For several days, she roamed the halls of Brigham and Women’s Hospital, dressed in scrubs, asking questions at a lecture, attending patient rounds, and observing operations — even helping transport a patient to the recovery unit. The middle-aged woman said she was a doctor in training, but she was not.
When Catherine Fonseca volunteered as an egg donor, the intake form asked for her SAT scores. It did not ask if she understood the long-term health implications of stimulating her ovaries to produce a bumper crop of eggs to be extracted and turned over to an infertile couple.
Skin cancers caused by indoor tanning are responsible for $343 million a year in direct medical costs for U.S. patients, a recent study suggests.
Even though nursing is one of the fastest-growing occupations in the country, demand continues to outpace supply.
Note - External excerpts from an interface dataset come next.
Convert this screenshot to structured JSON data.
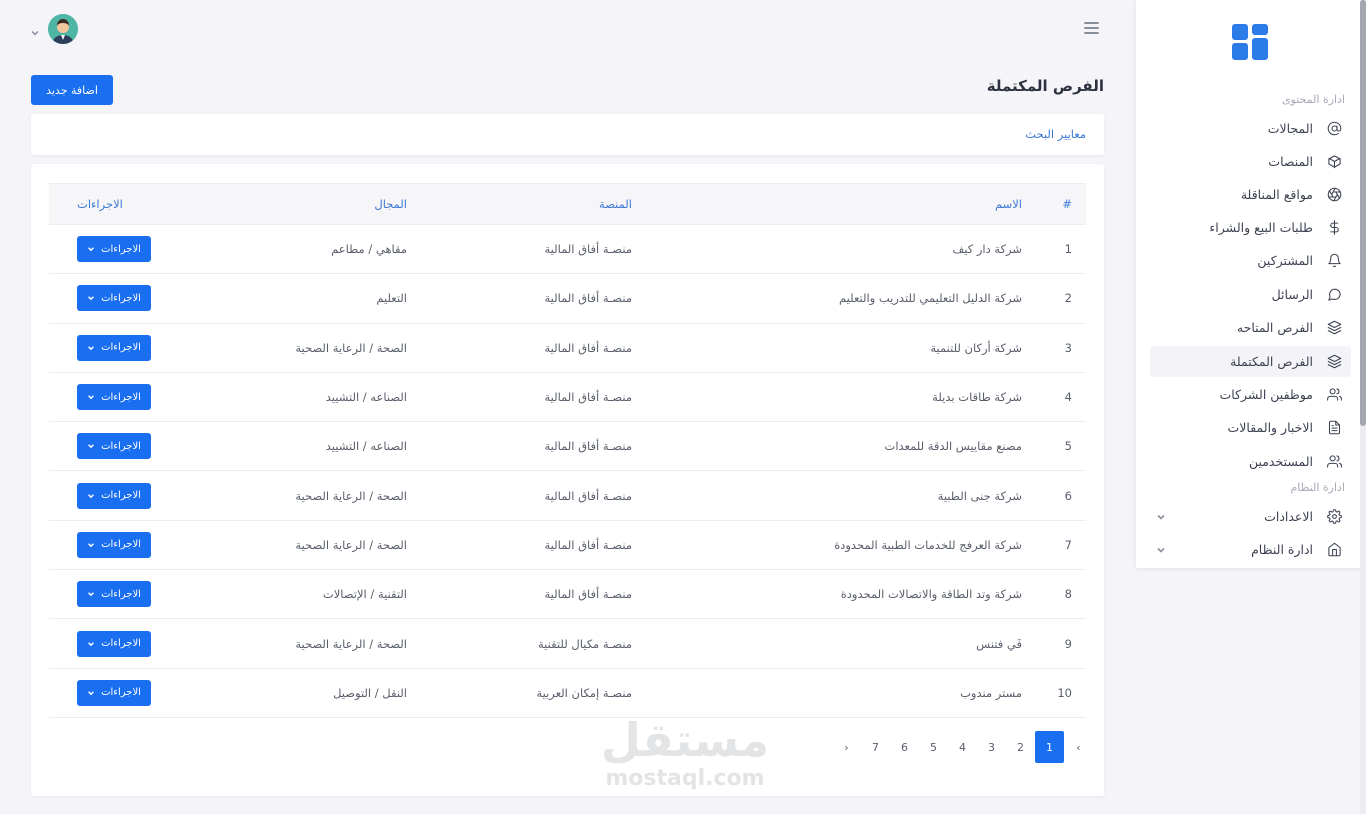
{
  "sidebar": {
    "section_content": "ادارة المحتوى",
    "section_system": "ادارة النظام",
    "items": [
      {
        "label": "المجالات",
        "icon": "at-icon"
      },
      {
        "label": "المنصات",
        "icon": "box-icon"
      },
      {
        "label": "مواقع المناقلة",
        "icon": "aperture-icon"
      },
      {
        "label": "طلبات البيع والشراء",
        "icon": "dollar-icon"
      },
      {
        "label": "المشتركين",
        "icon": "bell-icon"
      },
      {
        "label": "الرسائل",
        "icon": "message-icon"
      },
      {
        "label": "الفرص المتاحه",
        "icon": "layers-icon"
      },
      {
        "label": "الفرص المكتملة",
        "icon": "layers-icon"
      },
      {
        "label": "موظفين الشركات",
        "icon": "users-icon"
      },
      {
        "label": "الاخبار والمقالات",
        "icon": "file-text-icon"
      },
      {
        "label": "المستخدمين",
        "icon": "users-icon"
      },
      {
        "label": "الاعدادات",
        "icon": "gear-icon"
      },
      {
        "label": "ادارة النظام",
        "icon": "home-icon"
      }
    ],
    "active_index": 7
  },
  "page": {
    "title": "الفرص المكتملة",
    "add_button": "اضافة جديد",
    "filter_link": "معايير البحث"
  },
  "table": {
    "headers": {
      "num": "#",
      "name": "الاسم",
      "platform": "المنصة",
      "field": "المجال",
      "actions": "الاجراءات"
    },
    "action_label": "الاجراءات",
    "rows": [
      {
        "num": "1",
        "name": "شركة دار كيف",
        "platform": "منصـة أفاق المالية",
        "field": "مقاهي / مطاعم"
      },
      {
        "num": "2",
        "name": "شركة الدليل التعليمي للتدريب والتعليم",
        "platform": "منصـة أفاق المالية",
        "field": "التعليم"
      },
      {
        "num": "3",
        "name": "شركة أركان للتنمية",
        "platform": "منصـة أفاق المالية",
        "field": "الصحة / الرعاية الصحية"
      },
      {
        "num": "4",
        "name": "شركة طاقات بديلة",
        "platform": "منصـة أفاق المالية",
        "field": "الصناعه / التشييد"
      },
      {
        "num": "5",
        "name": "مصنع مقاييس الدقة للمعدات",
        "platform": "منصـة أفاق المالية",
        "field": "الصناعه / التشييد"
      },
      {
        "num": "6",
        "name": "شركة جنى الطبية",
        "platform": "منصـة أفاق المالية",
        "field": "الصحة / الرعاية الصحية"
      },
      {
        "num": "7",
        "name": "شركة العرفج للخدمات الطبية المحدودة",
        "platform": "منصـة أفاق المالية",
        "field": "الصحة / الرعاية الصحية"
      },
      {
        "num": "8",
        "name": "شركة وتد الطاقة والاتصالات المحدودة",
        "platform": "منصـة أفاق المالية",
        "field": "التقنية / الإتصالات"
      },
      {
        "num": "9",
        "name": "فَي فتنس",
        "platform": "منصـة مكيال للتقنية",
        "field": "الصحة / الرعاية الصحية"
      },
      {
        "num": "10",
        "name": "مستر مندوب",
        "platform": "منصـة إمكان العربية",
        "field": "النقل / التوصيل"
      }
    ]
  },
  "pagination": {
    "prev": "‹",
    "next": "›",
    "pages": [
      "1",
      "2",
      "3",
      "4",
      "5",
      "6",
      "7"
    ],
    "current": "1"
  },
  "watermark": {
    "arabic": "مستقل",
    "latin": "mostaql.com"
  },
  "colors": {
    "accent": "#1a6ef0",
    "link": "#3c79d6",
    "background": "#f5f5f9"
  }
}
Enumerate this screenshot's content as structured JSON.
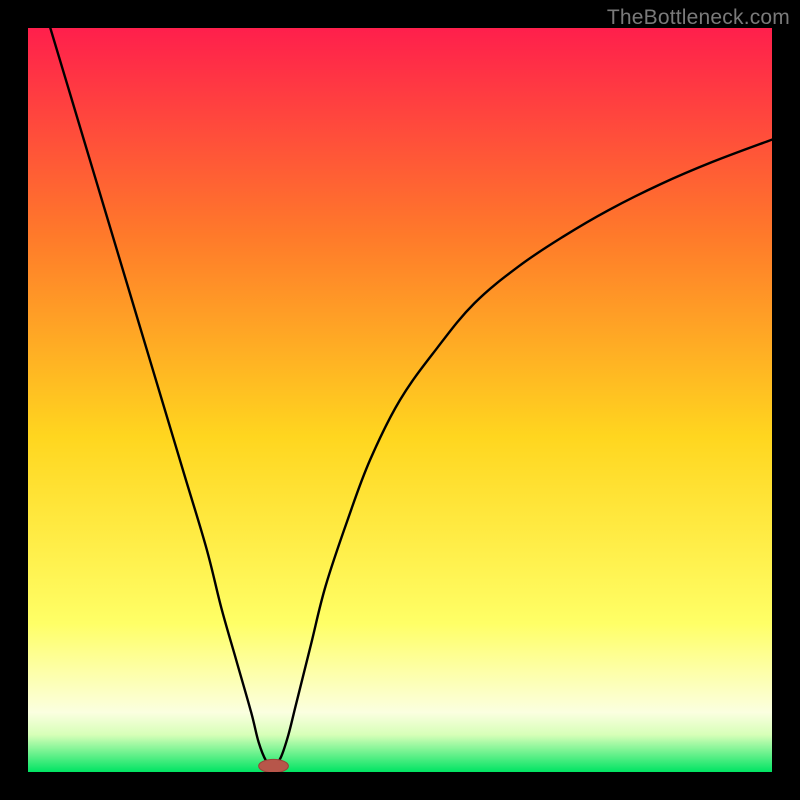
{
  "watermark": "TheBottleneck.com",
  "colors": {
    "bg": "#000000",
    "gradient_top": "#ff1f4c",
    "gradient_mid_upper": "#ff7a2a",
    "gradient_mid": "#ffd61f",
    "gradient_lower": "#ffff66",
    "gradient_pale": "#fbffe0",
    "gradient_green": "#00e463",
    "curve": "#000000",
    "marker_fill": "#b7564a",
    "marker_stroke": "#9a4038"
  },
  "chart_data": {
    "type": "line",
    "title": "",
    "xlabel": "",
    "ylabel": "",
    "xlim": [
      0,
      100
    ],
    "ylim": [
      0,
      100
    ],
    "notch_x": 33,
    "marker": {
      "x": 33,
      "y": 0.8,
      "rx": 2.0,
      "ry": 0.9
    },
    "series": [
      {
        "name": "left-branch",
        "x": [
          3,
          6,
          9,
          12,
          15,
          18,
          21,
          24,
          26,
          28,
          30,
          31,
          32,
          33
        ],
        "y": [
          100,
          90,
          80,
          70,
          60,
          50,
          40,
          30,
          22,
          15,
          8,
          4,
          1.5,
          0.5
        ]
      },
      {
        "name": "right-branch",
        "x": [
          33,
          34,
          35,
          36,
          38,
          40,
          43,
          46,
          50,
          55,
          60,
          66,
          72,
          78,
          85,
          92,
          100
        ],
        "y": [
          0.5,
          2,
          5,
          9,
          17,
          25,
          34,
          42,
          50,
          57,
          63,
          68,
          72,
          75.5,
          79,
          82,
          85
        ]
      }
    ],
    "gradient_stops": [
      {
        "pct": 0,
        "color": "#ff1f4c"
      },
      {
        "pct": 28,
        "color": "#ff7a2a"
      },
      {
        "pct": 55,
        "color": "#ffd61f"
      },
      {
        "pct": 80,
        "color": "#ffff66"
      },
      {
        "pct": 92,
        "color": "#fbffe0"
      },
      {
        "pct": 95,
        "color": "#d7ffb8"
      },
      {
        "pct": 100,
        "color": "#00e463"
      }
    ]
  }
}
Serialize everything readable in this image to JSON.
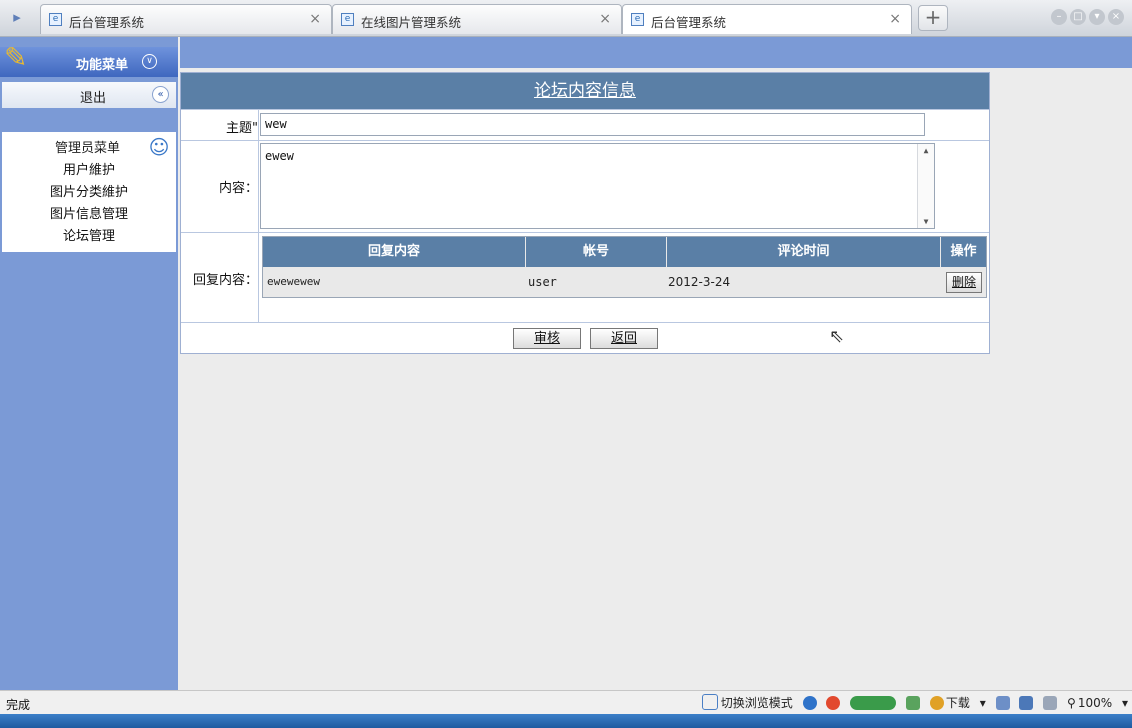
{
  "browser": {
    "tabs": [
      {
        "title": "后台管理系统",
        "active": false
      },
      {
        "title": "在线图片管理系统",
        "active": false
      },
      {
        "title": "后台管理系统",
        "active": true
      }
    ],
    "new_tab": "+",
    "close_glyph": "×"
  },
  "sidebar": {
    "menu_title": "功能菜单",
    "logout": "退出",
    "admin_menu_title": "管理员菜单",
    "items": [
      "用户維护",
      "图片分类維护",
      "图片信息管理",
      "论坛管理"
    ]
  },
  "panel": {
    "title": "论坛内容信息",
    "subject_label": "主题\"",
    "subject_value": "wew",
    "content_label": "内容：",
    "content_value": "ewew",
    "reply_label": "回复内容：",
    "reply_table": {
      "headers": [
        "回复内容",
        "帐号",
        "评论时间",
        "操作"
      ],
      "rows": [
        {
          "content": "ewewewew",
          "account": "user",
          "time": "2012-3-24",
          "action": "删除"
        }
      ]
    },
    "buttons": {
      "review": "审核",
      "back": "返回"
    }
  },
  "statusbar": {
    "status": "完成",
    "switch_mode": "切换浏览模式",
    "download": "下载",
    "zoom": "100%"
  },
  "colors": {
    "sidebar_bg": "#7b9ad6",
    "header_bar": "#5a7fa6"
  }
}
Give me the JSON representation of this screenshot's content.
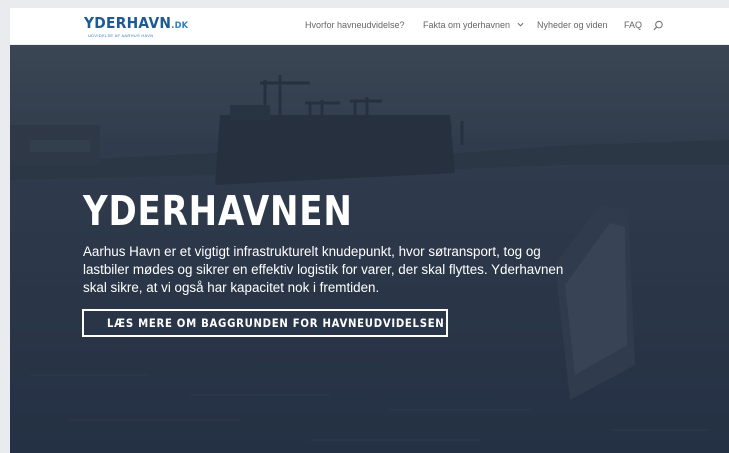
{
  "logo": {
    "main": "YDERHAVN",
    "tld": ".DK",
    "tagline": "UDVIDELSE AF AARHUS HAVN"
  },
  "nav": {
    "items": [
      {
        "label": "Hvorfor havneudvidelse?"
      },
      {
        "label": "Fakta om yderhavnen",
        "has_dropdown": true
      },
      {
        "label": "Nyheder og viden"
      },
      {
        "label": "FAQ"
      }
    ],
    "search_icon": "search-icon"
  },
  "hero": {
    "title": "YDERHAVNEN",
    "text": "Aarhus Havn er et vigtigt infrastrukturelt knudepunkt, hvor søtransport, tog og lastbiler mødes og sikrer en effektiv logistik for varer, der skal flyttes. Yderhavnen skal sikre, at vi også har kapacitet nok i fremtiden.",
    "button_label": "LÆS MERE OM BAGGRUNDEN FOR HAVNEUDVIDELSEN"
  },
  "colors": {
    "brand_blue": "#1d5a93",
    "hero_overlay": "#2f3b4b",
    "nav_text": "#666666"
  }
}
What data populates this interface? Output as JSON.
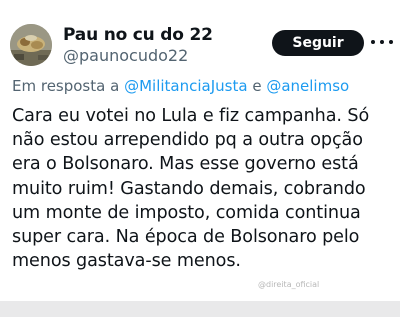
{
  "author": {
    "display_name": "Pau no cu do 22",
    "handle": "@paunocudo22"
  },
  "follow_button": {
    "label": "Seguir"
  },
  "reply_context": {
    "prefix": "Em resposta a",
    "mention_1": "@MilitanciaJusta",
    "conjunction": "e",
    "mention_2": "@anelimso"
  },
  "tweet": {
    "lines": [
      "Cara eu votei no Lula e fiz campanha. Só",
      "não estou arrependido pq a outra opção",
      "era o Bolsonaro. Mas esse governo está",
      "muito ruim! Gastando demais, cobrando",
      "um monte de imposto, comida continua",
      "super cara. Na época de Bolsonaro pelo",
      "menos gastava-se menos."
    ]
  },
  "watermark": "@direita_oficial",
  "icons": {
    "more": "more-horizontal-icon",
    "avatar": "avatar-image"
  },
  "colors": {
    "mention": "#1d9bf0",
    "button_bg": "#0f1419",
    "text": "#0f1419",
    "secondary_text": "#536471"
  }
}
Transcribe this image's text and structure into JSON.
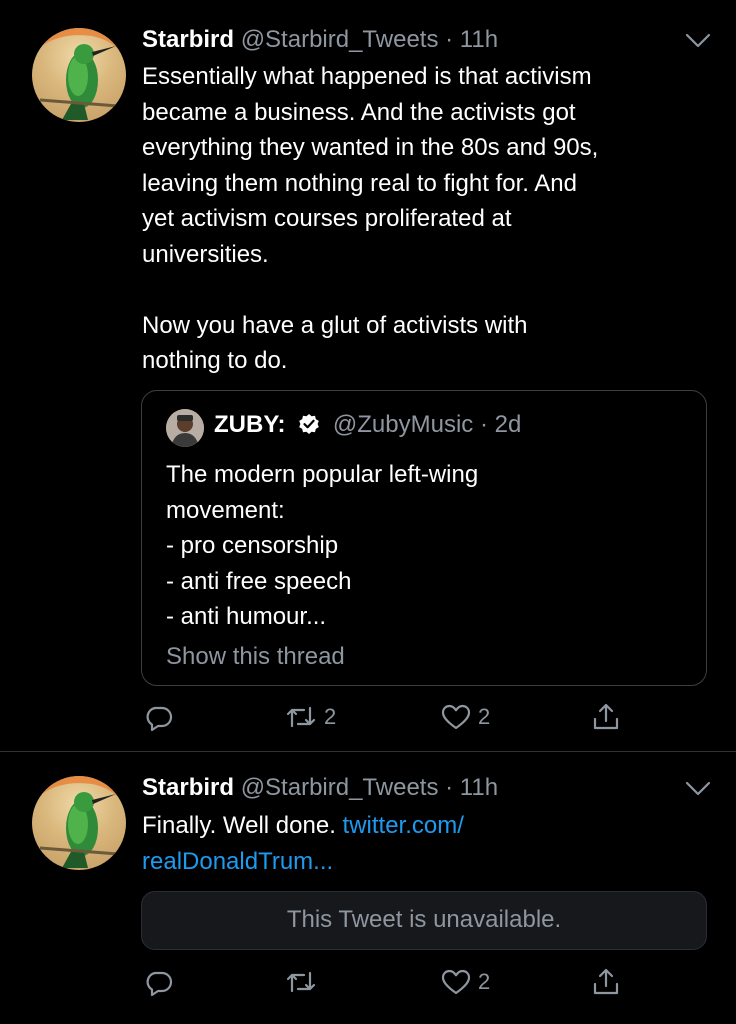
{
  "tweets": [
    {
      "author": "Starbird",
      "handle": "@Starbird_Tweets",
      "time": "· 11h",
      "lines": [
        "Essentially what happened is that activism",
        "became a business. And the activists got",
        "everything they wanted in the 80s and 90s,",
        "leaving them nothing real to fight for. And",
        "yet activism courses proliferated at",
        "universities.",
        "",
        "Now you have a glut of activists with",
        "nothing to do."
      ],
      "quote": {
        "author": "ZUBY:",
        "handle": "@ZubyMusic",
        "time": "· 2d",
        "lines": [
          "The modern popular left-wing",
          "movement:",
          "- pro censorship",
          "- anti free speech",
          "- anti humour..."
        ],
        "show_thread": "Show this thread"
      },
      "retweets": "2",
      "likes": "2"
    },
    {
      "author": "Starbird",
      "handle": "@Starbird_Tweets",
      "time": "· 11h",
      "text": "Finally. Well done. ",
      "link_line1": "twitter.com/",
      "link_line2": "realDonaldTrum...",
      "unavailable": "This Tweet is unavailable.",
      "retweets": "",
      "likes": "2"
    }
  ],
  "colors": {
    "background": "#000000",
    "secondary": "#8e96a0",
    "link": "#1d9bf0"
  },
  "icons": [
    "reply-icon",
    "retweet-icon",
    "like-icon",
    "share-icon",
    "chevron-down-icon",
    "verified-icon"
  ]
}
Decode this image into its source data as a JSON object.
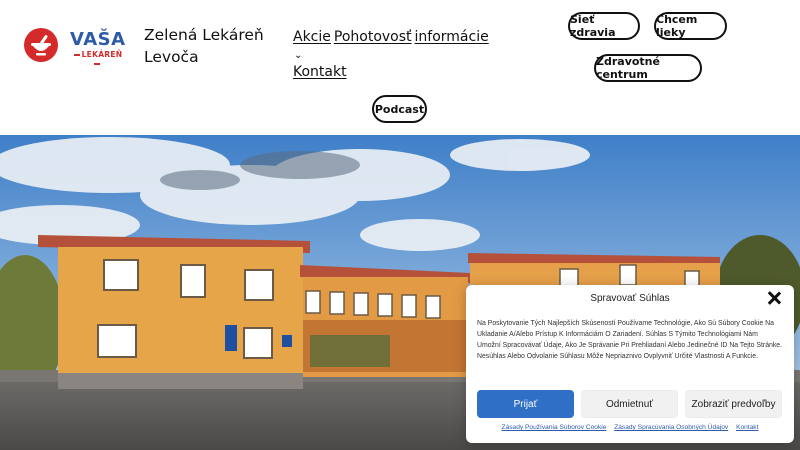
{
  "brand": {
    "logo_word": "VAŠA",
    "logo_sub": "LEKÁREŇ",
    "title_line1": "Zelená Lekáreň",
    "title_line2": "Levoča",
    "colors": {
      "blue": "#2f5aa8",
      "red": "#d42a2a"
    }
  },
  "nav": {
    "items": [
      {
        "label": "Akcie"
      },
      {
        "label": "Pohotovosť"
      },
      {
        "label": "informácie"
      },
      {
        "label": "Kontakt"
      }
    ],
    "dropdown_icon": "chevron-down-icon"
  },
  "pills": {
    "siet_zdravia": "Sieť zdravia",
    "chcem_lieky": "Chcem lieky",
    "zdravotne_centrum": "Zdravotné centrum",
    "podcast": "Podcast"
  },
  "consent": {
    "title": "Spravovať Súhlas",
    "text": "Na Poskytovanie Tých Najlepších Skúseností Používame Technológie, Ako Sú Súbory Cookie Na Ukladanie A/Alebo Prístup K Informáciám O Zariadení. Súhlas S Týmito Technológiami Nám Umožní Spracovávať Údaje, Ako Je Správanie Pri Prehliadaní Alebo Jedinečné ID Na Tejto Stránke. Nesúhlas Alebo Odvolanie Súhlasu Môže Nepriaznivo Ovplyvniť Určité Vlastnosti A Funkcie.",
    "accept_label": "Prijať",
    "deny_label": "Odmietnuť",
    "prefs_label": "Zobraziť predvoľby",
    "links": [
      {
        "label": "Zásady Používania Súborov Cookie"
      },
      {
        "label": "Zásady Spracúvania Osobných Údajov"
      },
      {
        "label": "Kontakt"
      }
    ],
    "accent_color": "#2f6fc6"
  }
}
Open positions outnumber qualified applicants by some 67%, according to new data released.
The current wave of H7N9 avian flu in China is the largest yet and accounts for more than a third of the human cases recorded since the strain was identified in 2013, according to an official of the World Health Organization.
A new study shows that doctors are actually quite bad at estimating the benefit and harm associated with treatments they prescribe. It’s a wake-up call for doctors, but patients can also play a role in getting better treatment.
Sleeping for extended amounts of time may be an early indicator of cognitive decline in older people, especially among those with lower education levels, researchers report.
In This Issue
Liz Di Bernardo